On its sunny surface, the practice of connoisseurship in Renaissance studies would seem to be about as far from sharing such shadowy sentiments as one could go, but in this context I would prefer to regard it as just a different kind of historical performance provoked by a sense of loss.

The rest of this article is only available to active members of Questia

Sign up now for a free, 1-day trial and receive full access to:

  • Questia's entire collection
  • Automatic bibliography creation
  • More helpful research tools like notes, citations, and highlights
  • Ad-free environment

Already a member? Log in now.

Notes for this article

Add a new note
If you are trying to select text to create highlights or citations, remember that you must now click or tap on the first word, and then click or tap on the last word.
One moment ...
Project items

Items saved from this article

This article has been saved
Highlights (0)
Some of your highlights are legacy items.

Highlights saved before July 30, 2012 will not be displayed on their respective source pages.

You can easily re-create the highlights by opening the book page or article, selecting the text, and clicking “Highlight.”

Citations (0)
Some of your citations are legacy items.

Any citation created before July 30, 2012 will labeled as a “Cited page.” New citations will be saved as cited passages, pages or articles.

We also added the ability to view new citations from your projects or the book or article where you created them.

Notes (0)
Bookmarks (0)

You have no saved items from this article

Project items include:
  • Saved book/article
  • Highlights
  • Quotes/citations
  • Notes
  • Bookmarks
Notes
Cite this article

Cited article

Style
Citations are available only to our active members.
Sign up now to cite pages or passages in MLA, APA and Chicago citation styles.

(Einhorn, 1992, p. 25)

(Einhorn 25)

1

1. Lois J. Einhorn, Abraham Lincoln, the Orator: Penetrating the Lincoln Legend (Westport, CT: Greenwood Press, 1992), 25, http://www.questia.com/read/27419298.

Cited article

Mourning and Method
Settings

Settings

Typeface
Text size Smaller Larger
Search within

Search within this article

Look up

Look up a word

  • Dictionary
  • Thesaurus
Please submit a word or phrase above.
Print this page

Print this page

Why can't I print more than one page at a time?

While we understand printed pages are helpful to our users, this limitation is necessary to help protect our publishers' copyrighted material and prevent its unlawful distribution.

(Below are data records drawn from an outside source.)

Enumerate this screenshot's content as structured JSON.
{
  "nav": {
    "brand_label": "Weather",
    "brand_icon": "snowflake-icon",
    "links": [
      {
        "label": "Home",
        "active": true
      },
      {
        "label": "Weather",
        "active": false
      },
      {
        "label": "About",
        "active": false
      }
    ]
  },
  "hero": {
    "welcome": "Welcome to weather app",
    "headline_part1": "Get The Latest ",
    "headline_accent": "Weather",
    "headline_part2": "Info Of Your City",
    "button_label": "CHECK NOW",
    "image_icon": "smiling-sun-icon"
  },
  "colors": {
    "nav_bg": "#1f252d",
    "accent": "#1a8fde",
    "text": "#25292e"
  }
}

We are sorry for any inconvenience.
Full screen

matching results for page

Cited passage

Style
Citations are available only to our active members.
Sign up now to cite pages or passages in MLA, APA and Chicago citation styles.

"Portraying himself as an honest, ordinary person helped Lincoln identify with his audiences." (Einhorn, 1992, p. 25).

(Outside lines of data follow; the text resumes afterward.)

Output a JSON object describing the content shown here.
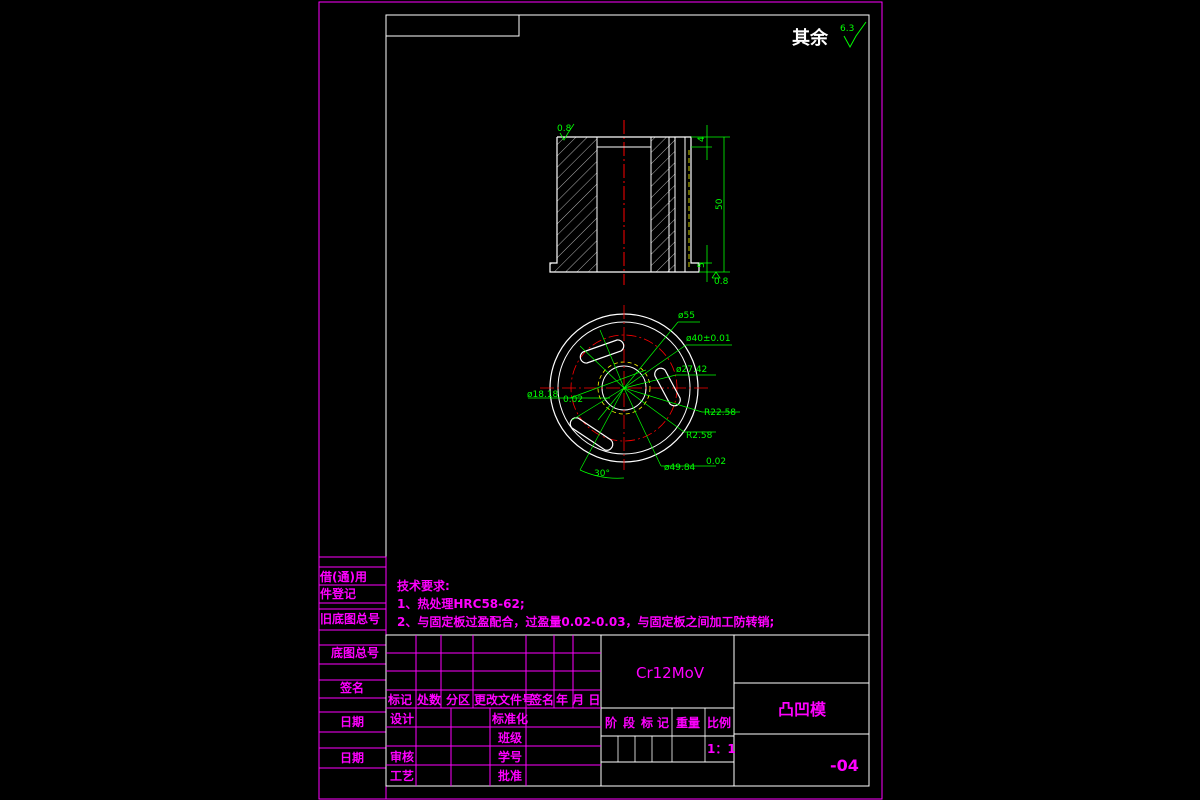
{
  "drawing": {
    "surface_note": {
      "text": "其余",
      "value": "6.3"
    },
    "tech_requirements": {
      "heading": "技术要求:",
      "items": [
        "1、热处理HRC58-62;",
        "2、与固定板过盈配合，过盈量0.02-0.03，与固定板之间加工防转销;"
      ]
    },
    "section_view": {
      "roughness_top": "0.8",
      "roughness_bottom": "0.8",
      "dims": [
        "4",
        "50",
        "5"
      ]
    },
    "plan_view": {
      "dims": [
        "ø55",
        "ø40±0.01",
        "ø27.42",
        "ø18.18",
        "0.02",
        "R22.58",
        "R2.58",
        "ø49.84",
        "0.02",
        "30°"
      ]
    },
    "left_strip": [
      "借(通)用",
      "件登记",
      "旧底图总号",
      "底图总号",
      "签名",
      "日期",
      "日期"
    ],
    "title_block": {
      "material": "Cr12MoV",
      "part_name": "凸凹模",
      "drawing_no": "-04",
      "rev_header": [
        "标记",
        "处数",
        "分区",
        "更改文件号",
        "签名",
        "年 月 日"
      ],
      "design": "设计",
      "standardize": "标准化",
      "check": "审核",
      "process": "工艺",
      "grade": "班级",
      "student_no": "学号",
      "approve": "批准",
      "stage": [
        "阶",
        "段",
        "标",
        "记"
      ],
      "weight": "重量",
      "scale_label": "比例",
      "scale": "1：1"
    },
    "colors": {
      "frame": "#ff00ff",
      "outline": "#ffffff",
      "dim": "#00ff00",
      "center": "#ff0000",
      "hidden": "#ffff00"
    }
  }
}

"Portraying himself as an honest, ordinary person helped Lincoln identify with his audiences." (Einhorn 25)

"Portraying himself as an honest, ordinary person helped Lincoln identify with his audiences."1

1. Lois J. Einhorn, Abraham Lincoln, the Orator: Penetrating the Lincoln Legend (Westport, CT: Greenwood Press, 1992), 25, http://www.questia.com/read/27419298.

Cited passage

Welcome to the new Questia Reader

The Questia Reader has been updated to provide you with an even better online reading experience.  It is now 100% Responsive, which means you can read our books and articles on any sized device you wish.  All of your favorite tools like notes, highlights, and citations are still here, but the way you select text has been updated to be easier to use, especially on touchscreen devices.  Here's how:

1. Click or tap the first word you want to select.
2. Click or tap the last word you want to select.

OK, got it!

Thanks for trying Questia!

Please continue trying out our research tools, but please note, full functionality is available only to our active members.

Your work will be lost once you leave this Web page.

For full access in an ad-free environment, sign up now for a FREE, 1-day trial.

Already a member? Log in now.